Work order: Write out every record below exactly as it appears, omitting the pictures.

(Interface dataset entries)
------------------------------------------------

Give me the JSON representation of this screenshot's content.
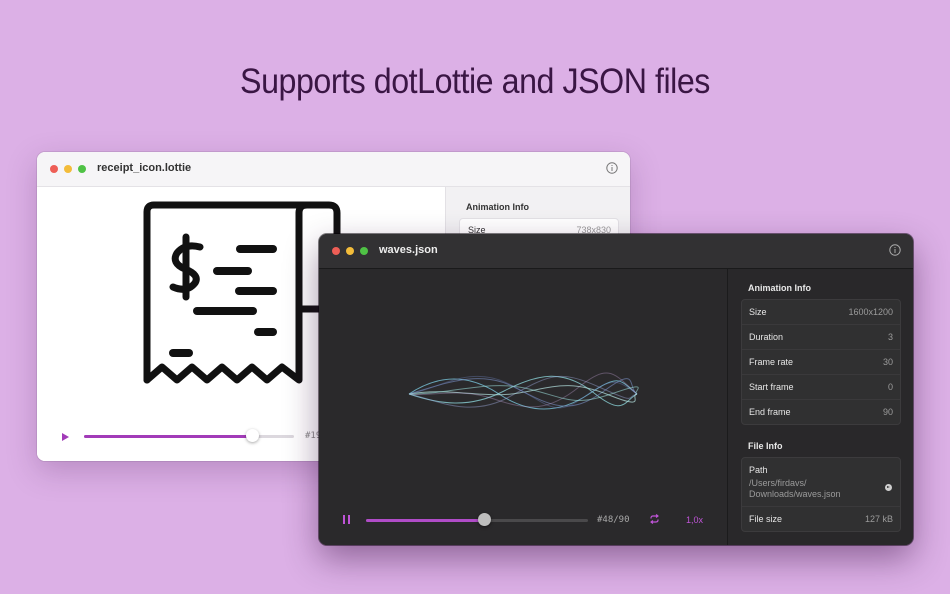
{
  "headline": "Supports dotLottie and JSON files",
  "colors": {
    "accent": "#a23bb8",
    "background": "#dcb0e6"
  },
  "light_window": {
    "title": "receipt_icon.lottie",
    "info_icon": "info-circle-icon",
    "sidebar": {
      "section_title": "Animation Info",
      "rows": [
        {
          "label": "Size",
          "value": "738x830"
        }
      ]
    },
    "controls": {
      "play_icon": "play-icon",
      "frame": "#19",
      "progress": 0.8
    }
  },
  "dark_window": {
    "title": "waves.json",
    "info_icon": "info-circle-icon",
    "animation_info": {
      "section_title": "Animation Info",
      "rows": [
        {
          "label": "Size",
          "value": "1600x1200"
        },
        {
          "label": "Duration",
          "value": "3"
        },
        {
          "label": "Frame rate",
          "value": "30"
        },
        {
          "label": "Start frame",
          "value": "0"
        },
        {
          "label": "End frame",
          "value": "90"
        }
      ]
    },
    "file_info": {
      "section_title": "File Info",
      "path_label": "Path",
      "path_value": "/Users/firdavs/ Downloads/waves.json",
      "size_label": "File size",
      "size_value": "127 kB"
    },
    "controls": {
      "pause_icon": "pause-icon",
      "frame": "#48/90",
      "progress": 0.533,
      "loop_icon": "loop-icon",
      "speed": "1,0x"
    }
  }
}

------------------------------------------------

Answer space:
Give me the JSON representation of this screenshot's content.
{
  "headline": "Supports dotLottie and JSON files",
  "colors": {
    "accent": "#a23bb8",
    "background": "#dcb0e6"
  },
  "light_window": {
    "title": "receipt_icon.lottie",
    "info_icon": "info-circle-icon",
    "sidebar": {
      "section_title": "Animation Info",
      "rows": [
        {
          "label": "Size",
          "value": "738x830"
        }
      ]
    },
    "controls": {
      "play_icon": "play-icon",
      "frame": "#19",
      "progress": 0.8
    }
  },
  "dark_window": {
    "title": "waves.json",
    "info_icon": "info-circle-icon",
    "animation_info": {
      "section_title": "Animation Info",
      "rows": [
        {
          "label": "Size",
          "value": "1600x1200"
        },
        {
          "label": "Duration",
          "value": "3"
        },
        {
          "label": "Frame rate",
          "value": "30"
        },
        {
          "label": "Start frame",
          "value": "0"
        },
        {
          "label": "End frame",
          "value": "90"
        }
      ]
    },
    "file_info": {
      "section_title": "File Info",
      "path_label": "Path",
      "path_value": "/Users/firdavs/ Downloads/waves.json",
      "size_label": "File size",
      "size_value": "127 kB"
    },
    "controls": {
      "pause_icon": "pause-icon",
      "frame": "#48/90",
      "progress": 0.533,
      "loop_icon": "loop-icon",
      "speed": "1,0x"
    }
  }
}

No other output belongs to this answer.